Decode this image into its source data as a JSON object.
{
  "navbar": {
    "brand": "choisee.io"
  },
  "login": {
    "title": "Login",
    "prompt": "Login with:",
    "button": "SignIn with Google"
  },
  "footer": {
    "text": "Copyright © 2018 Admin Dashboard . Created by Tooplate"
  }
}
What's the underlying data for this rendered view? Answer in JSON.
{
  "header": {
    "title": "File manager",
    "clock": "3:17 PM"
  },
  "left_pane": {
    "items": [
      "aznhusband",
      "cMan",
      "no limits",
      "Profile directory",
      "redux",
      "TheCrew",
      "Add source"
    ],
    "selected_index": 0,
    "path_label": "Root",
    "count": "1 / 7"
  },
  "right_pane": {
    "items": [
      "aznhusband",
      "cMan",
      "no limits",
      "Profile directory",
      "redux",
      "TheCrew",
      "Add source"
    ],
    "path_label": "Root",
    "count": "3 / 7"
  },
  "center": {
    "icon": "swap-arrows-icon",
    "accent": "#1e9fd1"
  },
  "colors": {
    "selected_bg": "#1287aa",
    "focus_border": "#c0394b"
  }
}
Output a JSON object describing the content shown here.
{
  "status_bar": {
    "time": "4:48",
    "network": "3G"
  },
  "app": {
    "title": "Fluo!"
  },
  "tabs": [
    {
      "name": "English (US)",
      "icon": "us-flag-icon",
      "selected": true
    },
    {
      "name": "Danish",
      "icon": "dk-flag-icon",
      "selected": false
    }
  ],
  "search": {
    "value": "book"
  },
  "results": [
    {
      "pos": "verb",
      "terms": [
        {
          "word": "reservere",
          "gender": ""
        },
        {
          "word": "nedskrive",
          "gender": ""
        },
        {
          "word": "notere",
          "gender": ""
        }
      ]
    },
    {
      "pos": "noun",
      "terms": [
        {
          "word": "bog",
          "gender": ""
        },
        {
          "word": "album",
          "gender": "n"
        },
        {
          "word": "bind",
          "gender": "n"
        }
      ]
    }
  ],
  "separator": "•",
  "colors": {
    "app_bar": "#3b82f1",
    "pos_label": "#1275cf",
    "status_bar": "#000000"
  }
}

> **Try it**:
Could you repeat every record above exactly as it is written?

> **Expected answer**:
Decode this image into its source data as a JSON object.
{
  "navbar": {
    "brand": "choisee.io"
  },
  "login": {
    "title": "Login",
    "prompt": "Login with:",
    "button": "SignIn with Google"
  },
  "footer": {
    "text": "Copyright © 2018 Admin Dashboard . Created by Tooplate"
  }
}
What's the underlying data for this rendered view? Answer in JSON.
{
  "header": {
    "title": "File manager",
    "clock": "3:17 PM"
  },
  "left_pane": {
    "items": [
      "aznhusband",
      "cMan",
      "no limits",
      "Profile directory",
      "redux",
      "TheCrew",
      "Add source"
    ],
    "selected_index": 0,
    "path_label": "Root",
    "count": "1 / 7"
  },
  "right_pane": {
    "items": [
      "aznhusband",
      "cMan",
      "no limits",
      "Profile directory",
      "redux",
      "TheCrew",
      "Add source"
    ],
    "path_label": "Root",
    "count": "3 / 7"
  },
  "center": {
    "icon": "swap-arrows-icon",
    "accent": "#1e9fd1"
  },
  "colors": {
    "selected_bg": "#1287aa",
    "focus_border": "#c0394b"
  }
}
Output a JSON object describing the content shown here.
{
  "status_bar": {
    "time": "4:48",
    "network": "3G"
  },
  "app": {
    "title": "Fluo!"
  },
  "tabs": [
    {
      "name": "English (US)",
      "icon": "us-flag-icon",
      "selected": true
    },
    {
      "name": "Danish",
      "icon": "dk-flag-icon",
      "selected": false
    }
  ],
  "search": {
    "value": "book"
  },
  "results": [
    {
      "pos": "verb",
      "terms": [
        {
          "word": "reservere",
          "gender": ""
        },
        {
          "word": "nedskrive",
          "gender": ""
        },
        {
          "word": "notere",
          "gender": ""
        }
      ]
    },
    {
      "pos": "noun",
      "terms": [
        {
          "word": "bog",
          "gender": ""
        },
        {
          "word": "album",
          "gender": "n"
        },
        {
          "word": "bind",
          "gender": "n"
        }
      ]
    }
  ],
  "separator": "•",
  "colors": {
    "app_bar": "#3b82f1",
    "pos_label": "#1275cf",
    "status_bar": "#000000"
  }
}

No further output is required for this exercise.